- Human evil is connected to the enslavement of creation. What about natural disasters? NTW explains from the OT, “No theory is offered about earthquakes or other so-called natural disasters, though no doubt the prophets would have been happy to identify them with heaven-sent warnings” (p. 72).
- Perhaps the most difficult thing to swallow is that “the Old Testament never tries to give us the sort of picture the philosophers want, that of a static world order with everything explained tidily” (emphasis mine). As NTW shows God is not “the omnicompetent managing director of a very large machine…What we are offered instead is stranger and more mysterious: a narrative of God’s project of justice within a world of injustice” (p. 73).
I appreciate that NTW is honest with Old Testament material. We all usually miss one or two of these points. Some partially emphasize point 3 and totally miss point 1. Others over-emphasize point 2 and miss point 3 and 4. For me, point 4 is something none of us like to hear. We come to the Bible and expect it to give us a clear expression as to why evil exists and why we suffer. Instead, it offers us mystery.

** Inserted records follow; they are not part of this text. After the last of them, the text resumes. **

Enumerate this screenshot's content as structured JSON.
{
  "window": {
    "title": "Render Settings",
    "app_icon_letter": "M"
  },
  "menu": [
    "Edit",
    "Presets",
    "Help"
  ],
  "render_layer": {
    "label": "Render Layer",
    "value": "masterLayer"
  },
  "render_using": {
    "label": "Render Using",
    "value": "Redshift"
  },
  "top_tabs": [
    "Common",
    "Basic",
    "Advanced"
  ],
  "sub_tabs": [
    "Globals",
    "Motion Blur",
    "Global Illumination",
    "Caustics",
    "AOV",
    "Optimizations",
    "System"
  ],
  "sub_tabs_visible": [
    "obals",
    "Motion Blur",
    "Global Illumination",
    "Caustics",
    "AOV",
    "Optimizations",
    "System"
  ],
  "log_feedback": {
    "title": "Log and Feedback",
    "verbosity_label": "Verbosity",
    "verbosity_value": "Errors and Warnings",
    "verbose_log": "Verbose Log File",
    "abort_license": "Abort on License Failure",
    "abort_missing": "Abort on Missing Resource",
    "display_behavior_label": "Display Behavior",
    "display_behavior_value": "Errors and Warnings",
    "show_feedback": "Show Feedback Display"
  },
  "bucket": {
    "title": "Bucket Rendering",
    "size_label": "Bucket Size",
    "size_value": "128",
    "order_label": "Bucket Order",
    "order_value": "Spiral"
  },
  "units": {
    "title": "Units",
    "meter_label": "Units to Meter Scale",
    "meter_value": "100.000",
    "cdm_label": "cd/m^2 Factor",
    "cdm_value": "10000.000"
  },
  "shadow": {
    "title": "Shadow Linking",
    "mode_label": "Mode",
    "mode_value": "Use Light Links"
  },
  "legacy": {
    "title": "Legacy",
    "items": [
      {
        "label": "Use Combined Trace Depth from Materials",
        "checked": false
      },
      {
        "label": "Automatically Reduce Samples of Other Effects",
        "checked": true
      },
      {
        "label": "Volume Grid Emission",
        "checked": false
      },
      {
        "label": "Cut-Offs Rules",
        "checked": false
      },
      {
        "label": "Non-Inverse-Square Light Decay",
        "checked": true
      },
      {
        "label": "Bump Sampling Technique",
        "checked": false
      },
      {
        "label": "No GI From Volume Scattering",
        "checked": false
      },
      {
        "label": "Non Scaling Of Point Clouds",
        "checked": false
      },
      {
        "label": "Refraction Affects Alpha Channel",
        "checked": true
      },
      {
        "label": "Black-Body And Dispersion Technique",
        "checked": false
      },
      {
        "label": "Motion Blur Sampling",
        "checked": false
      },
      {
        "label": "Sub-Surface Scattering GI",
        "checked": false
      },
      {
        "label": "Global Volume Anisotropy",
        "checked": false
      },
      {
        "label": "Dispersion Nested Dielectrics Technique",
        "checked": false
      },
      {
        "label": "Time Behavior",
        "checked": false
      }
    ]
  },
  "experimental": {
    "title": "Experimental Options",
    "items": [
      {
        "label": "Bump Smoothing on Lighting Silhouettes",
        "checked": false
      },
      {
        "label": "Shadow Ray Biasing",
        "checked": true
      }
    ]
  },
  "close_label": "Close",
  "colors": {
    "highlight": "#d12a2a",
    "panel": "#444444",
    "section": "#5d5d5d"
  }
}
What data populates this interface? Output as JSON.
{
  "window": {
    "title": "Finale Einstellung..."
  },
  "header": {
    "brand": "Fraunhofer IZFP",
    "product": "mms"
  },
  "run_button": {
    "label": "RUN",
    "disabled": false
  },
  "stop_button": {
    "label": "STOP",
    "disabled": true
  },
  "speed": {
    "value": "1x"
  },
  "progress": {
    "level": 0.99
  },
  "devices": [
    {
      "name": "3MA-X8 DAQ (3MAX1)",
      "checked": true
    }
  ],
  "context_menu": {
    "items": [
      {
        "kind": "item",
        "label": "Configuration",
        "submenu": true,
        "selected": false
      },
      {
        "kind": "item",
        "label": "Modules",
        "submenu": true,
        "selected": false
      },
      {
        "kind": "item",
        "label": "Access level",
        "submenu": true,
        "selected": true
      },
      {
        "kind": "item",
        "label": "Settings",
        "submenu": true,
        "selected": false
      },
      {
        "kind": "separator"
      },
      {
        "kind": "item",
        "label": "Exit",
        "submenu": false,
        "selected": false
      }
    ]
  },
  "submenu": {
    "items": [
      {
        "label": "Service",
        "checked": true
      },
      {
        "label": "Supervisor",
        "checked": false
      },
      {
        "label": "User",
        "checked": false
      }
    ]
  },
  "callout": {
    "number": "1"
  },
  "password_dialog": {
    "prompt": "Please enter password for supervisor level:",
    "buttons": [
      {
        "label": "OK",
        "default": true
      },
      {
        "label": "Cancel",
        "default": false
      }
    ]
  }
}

I once recall a conversation with a young man who expressed that his religion teacher at his college continually referenced God’s Problem: How the Bible Fails to Answer Our Most Important Question–Why We Suffer by Bart Ehrman as a way of deconstructing Scripture. I am not a Bart Ehrman fan, and, in fact, I think he draws simplistic, misleading theological conclusions. If I had to guess, I believe Ehrman’s “problem” is that the Bible doesn’t offer one reason for evil. We really just want to know. We don’t know perfectly well why evil exist or why we suffer. But, from Scripture, NTW shows that we do know that God hates evil, wants to judge it, and has set out to rid the world of it. But that’s for tomorrow…